[Directions]
In full and without alteration, print the entries that follow.
:: Records for the exercise ::
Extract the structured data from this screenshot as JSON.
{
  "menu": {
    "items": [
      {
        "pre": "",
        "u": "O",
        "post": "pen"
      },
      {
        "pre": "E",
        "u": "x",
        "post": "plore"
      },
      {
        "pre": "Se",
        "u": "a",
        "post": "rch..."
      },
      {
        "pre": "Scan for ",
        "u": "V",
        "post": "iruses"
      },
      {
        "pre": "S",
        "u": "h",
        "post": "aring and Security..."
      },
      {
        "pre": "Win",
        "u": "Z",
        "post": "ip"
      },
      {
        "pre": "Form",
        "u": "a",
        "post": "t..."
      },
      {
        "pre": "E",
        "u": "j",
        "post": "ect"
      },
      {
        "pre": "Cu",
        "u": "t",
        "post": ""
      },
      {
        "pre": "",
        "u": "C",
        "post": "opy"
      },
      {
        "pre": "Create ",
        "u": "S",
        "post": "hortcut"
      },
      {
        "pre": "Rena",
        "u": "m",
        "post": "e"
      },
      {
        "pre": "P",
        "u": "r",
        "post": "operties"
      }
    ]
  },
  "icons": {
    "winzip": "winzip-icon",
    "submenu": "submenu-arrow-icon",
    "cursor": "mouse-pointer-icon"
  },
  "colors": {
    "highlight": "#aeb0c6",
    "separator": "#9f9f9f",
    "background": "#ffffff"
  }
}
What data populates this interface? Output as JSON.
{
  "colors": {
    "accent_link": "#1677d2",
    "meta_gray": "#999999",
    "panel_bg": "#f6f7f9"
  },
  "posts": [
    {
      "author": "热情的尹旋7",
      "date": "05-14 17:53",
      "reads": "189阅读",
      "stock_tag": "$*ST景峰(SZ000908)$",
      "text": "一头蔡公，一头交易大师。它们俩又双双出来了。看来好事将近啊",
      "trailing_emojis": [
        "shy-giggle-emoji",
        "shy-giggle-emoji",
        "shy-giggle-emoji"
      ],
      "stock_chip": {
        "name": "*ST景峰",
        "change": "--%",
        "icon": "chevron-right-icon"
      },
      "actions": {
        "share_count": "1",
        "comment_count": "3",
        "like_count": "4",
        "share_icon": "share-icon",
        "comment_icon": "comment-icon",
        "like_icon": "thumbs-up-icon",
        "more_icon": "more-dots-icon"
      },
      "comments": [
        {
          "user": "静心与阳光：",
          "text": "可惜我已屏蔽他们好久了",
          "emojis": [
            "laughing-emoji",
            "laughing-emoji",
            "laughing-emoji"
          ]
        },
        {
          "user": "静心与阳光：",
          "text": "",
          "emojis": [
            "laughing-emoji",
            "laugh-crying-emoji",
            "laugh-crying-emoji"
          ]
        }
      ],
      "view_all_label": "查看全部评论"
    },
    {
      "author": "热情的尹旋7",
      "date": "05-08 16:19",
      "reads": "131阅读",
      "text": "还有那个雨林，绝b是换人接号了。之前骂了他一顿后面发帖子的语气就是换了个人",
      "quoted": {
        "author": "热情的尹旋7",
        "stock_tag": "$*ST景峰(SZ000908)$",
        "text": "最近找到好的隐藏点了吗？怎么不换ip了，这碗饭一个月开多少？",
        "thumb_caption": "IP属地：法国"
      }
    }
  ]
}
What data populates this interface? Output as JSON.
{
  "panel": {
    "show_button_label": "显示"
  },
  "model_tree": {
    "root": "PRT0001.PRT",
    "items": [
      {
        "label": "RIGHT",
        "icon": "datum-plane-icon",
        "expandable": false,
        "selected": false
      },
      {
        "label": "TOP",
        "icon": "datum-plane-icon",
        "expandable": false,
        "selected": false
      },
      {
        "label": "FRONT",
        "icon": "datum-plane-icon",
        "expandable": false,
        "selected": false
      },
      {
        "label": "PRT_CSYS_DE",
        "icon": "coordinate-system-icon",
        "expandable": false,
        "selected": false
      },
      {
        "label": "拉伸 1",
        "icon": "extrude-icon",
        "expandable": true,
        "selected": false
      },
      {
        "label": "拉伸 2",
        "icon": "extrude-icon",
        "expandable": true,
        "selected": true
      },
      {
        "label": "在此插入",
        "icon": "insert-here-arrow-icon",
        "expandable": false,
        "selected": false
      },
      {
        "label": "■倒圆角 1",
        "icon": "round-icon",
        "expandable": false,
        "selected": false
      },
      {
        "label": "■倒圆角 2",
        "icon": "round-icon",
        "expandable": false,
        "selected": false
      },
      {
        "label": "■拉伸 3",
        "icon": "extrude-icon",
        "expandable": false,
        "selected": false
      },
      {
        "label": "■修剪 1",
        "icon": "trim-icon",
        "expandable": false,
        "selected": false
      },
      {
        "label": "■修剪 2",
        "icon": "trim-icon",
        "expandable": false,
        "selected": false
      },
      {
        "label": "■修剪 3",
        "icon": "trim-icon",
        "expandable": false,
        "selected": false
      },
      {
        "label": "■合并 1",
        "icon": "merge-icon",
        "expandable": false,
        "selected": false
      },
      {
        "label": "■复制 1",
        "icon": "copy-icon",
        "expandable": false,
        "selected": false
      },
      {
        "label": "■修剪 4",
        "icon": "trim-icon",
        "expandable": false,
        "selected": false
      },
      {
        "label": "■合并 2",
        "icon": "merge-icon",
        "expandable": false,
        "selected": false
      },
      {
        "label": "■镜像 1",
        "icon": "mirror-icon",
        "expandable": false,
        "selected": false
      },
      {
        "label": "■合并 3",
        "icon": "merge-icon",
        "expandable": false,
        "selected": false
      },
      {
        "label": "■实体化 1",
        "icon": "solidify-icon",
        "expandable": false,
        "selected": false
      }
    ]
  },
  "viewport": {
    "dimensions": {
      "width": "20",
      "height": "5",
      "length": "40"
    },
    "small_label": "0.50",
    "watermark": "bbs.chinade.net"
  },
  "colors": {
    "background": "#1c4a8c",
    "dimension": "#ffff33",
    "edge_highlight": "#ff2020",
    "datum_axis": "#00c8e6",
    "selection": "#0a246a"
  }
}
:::
[Task solution]
Extract the structured data from this screenshot as JSON.
{
  "menu": {
    "items": [
      {
        "pre": "",
        "u": "O",
        "post": "pen"
      },
      {
        "pre": "E",
        "u": "x",
        "post": "plore"
      },
      {
        "pre": "Se",
        "u": "a",
        "post": "rch..."
      },
      {
        "pre": "Scan for ",
        "u": "V",
        "post": "iruses"
      },
      {
        "pre": "S",
        "u": "h",
        "post": "aring and Security..."
      },
      {
        "pre": "Win",
        "u": "Z",
        "post": "ip"
      },
      {
        "pre": "Form",
        "u": "a",
        "post": "t..."
      },
      {
        "pre": "E",
        "u": "j",
        "post": "ect"
      },
      {
        "pre": "Cu",
        "u": "t",
        "post": ""
      },
      {
        "pre": "",
        "u": "C",
        "post": "opy"
      },
      {
        "pre": "Create ",
        "u": "S",
        "post": "hortcut"
      },
      {
        "pre": "Rena",
        "u": "m",
        "post": "e"
      },
      {
        "pre": "P",
        "u": "r",
        "post": "operties"
      }
    ]
  },
  "icons": {
    "winzip": "winzip-icon",
    "submenu": "submenu-arrow-icon",
    "cursor": "mouse-pointer-icon"
  },
  "colors": {
    "highlight": "#aeb0c6",
    "separator": "#9f9f9f",
    "background": "#ffffff"
  }
}
What data populates this interface? Output as JSON.
{
  "colors": {
    "accent_link": "#1677d2",
    "meta_gray": "#999999",
    "panel_bg": "#f6f7f9"
  },
  "posts": [
    {
      "author": "热情的尹旋7",
      "date": "05-14 17:53",
      "reads": "189阅读",
      "stock_tag": "$*ST景峰(SZ000908)$",
      "text": "一头蔡公，一头交易大师。它们俩又双双出来了。看来好事将近啊",
      "trailing_emojis": [
        "shy-giggle-emoji",
        "shy-giggle-emoji",
        "shy-giggle-emoji"
      ],
      "stock_chip": {
        "name": "*ST景峰",
        "change": "--%",
        "icon": "chevron-right-icon"
      },
      "actions": {
        "share_count": "1",
        "comment_count": "3",
        "like_count": "4",
        "share_icon": "share-icon",
        "comment_icon": "comment-icon",
        "like_icon": "thumbs-up-icon",
        "more_icon": "more-dots-icon"
      },
      "comments": [
        {
          "user": "静心与阳光：",
          "text": "可惜我已屏蔽他们好久了",
          "emojis": [
            "laughing-emoji",
            "laughing-emoji",
            "laughing-emoji"
          ]
        },
        {
          "user": "静心与阳光：",
          "text": "",
          "emojis": [
            "laughing-emoji",
            "laugh-crying-emoji",
            "laugh-crying-emoji"
          ]
        }
      ],
      "view_all_label": "查看全部评论"
    },
    {
      "author": "热情的尹旋7",
      "date": "05-08 16:19",
      "reads": "131阅读",
      "text": "还有那个雨林，绝b是换人接号了。之前骂了他一顿后面发帖子的语气就是换了个人",
      "quoted": {
        "author": "热情的尹旋7",
        "stock_tag": "$*ST景峰(SZ000908)$",
        "text": "最近找到好的隐藏点了吗？怎么不换ip了，这碗饭一个月开多少？",
        "thumb_caption": "IP属地：法国"
      }
    }
  ]
}
What data populates this interface? Output as JSON.
{
  "panel": {
    "show_button_label": "显示"
  },
  "model_tree": {
    "root": "PRT0001.PRT",
    "items": [
      {
        "label": "RIGHT",
        "icon": "datum-plane-icon",
        "expandable": false,
        "selected": false
      },
      {
        "label": "TOP",
        "icon": "datum-plane-icon",
        "expandable": false,
        "selected": false
      },
      {
        "label": "FRONT",
        "icon": "datum-plane-icon",
        "expandable": false,
        "selected": false
      },
      {
        "label": "PRT_CSYS_DE",
        "icon": "coordinate-system-icon",
        "expandable": false,
        "selected": false
      },
      {
        "label": "拉伸 1",
        "icon": "extrude-icon",
        "expandable": true,
        "selected": false
      },
      {
        "label": "拉伸 2",
        "icon": "extrude-icon",
        "expandable": true,
        "selected": true
      },
      {
        "label": "在此插入",
        "icon": "insert-here-arrow-icon",
        "expandable": false,
        "selected": false
      },
      {
        "label": "■倒圆角 1",
        "icon": "round-icon",
        "expandable": false,
        "selected": false
      },
      {
        "label": "■倒圆角 2",
        "icon": "round-icon",
        "expandable": false,
        "selected": false
      },
      {
        "label": "■拉伸 3",
        "icon": "extrude-icon",
        "expandable": false,
        "selected": false
      },
      {
        "label": "■修剪 1",
        "icon": "trim-icon",
        "expandable": false,
        "selected": false
      },
      {
        "label": "■修剪 2",
        "icon": "trim-icon",
        "expandable": false,
        "selected": false
      },
      {
        "label": "■修剪 3",
        "icon": "trim-icon",
        "expandable": false,
        "selected": false
      },
      {
        "label": "■合并 1",
        "icon": "merge-icon",
        "expandable": false,
        "selected": false
      },
      {
        "label": "■复制 1",
        "icon": "copy-icon",
        "expandable": false,
        "selected": false
      },
      {
        "label": "■修剪 4",
        "icon": "trim-icon",
        "expandable": false,
        "selected": false
      },
      {
        "label": "■合并 2",
        "icon": "merge-icon",
        "expandable": false,
        "selected": false
      },
      {
        "label": "■镜像 1",
        "icon": "mirror-icon",
        "expandable": false,
        "selected": false
      },
      {
        "label": "■合并 3",
        "icon": "merge-icon",
        "expandable": false,
        "selected": false
      },
      {
        "label": "■实体化 1",
        "icon": "solidify-icon",
        "expandable": false,
        "selected": false
      }
    ]
  },
  "viewport": {
    "dimensions": {
      "width": "20",
      "height": "5",
      "length": "40"
    },
    "small_label": "0.50",
    "watermark": "bbs.chinade.net"
  },
  "colors": {
    "background": "#1c4a8c",
    "dimension": "#ffff33",
    "edge_highlight": "#ff2020",
    "datum_axis": "#00c8e6",
    "selection": "#0a246a"
  }
}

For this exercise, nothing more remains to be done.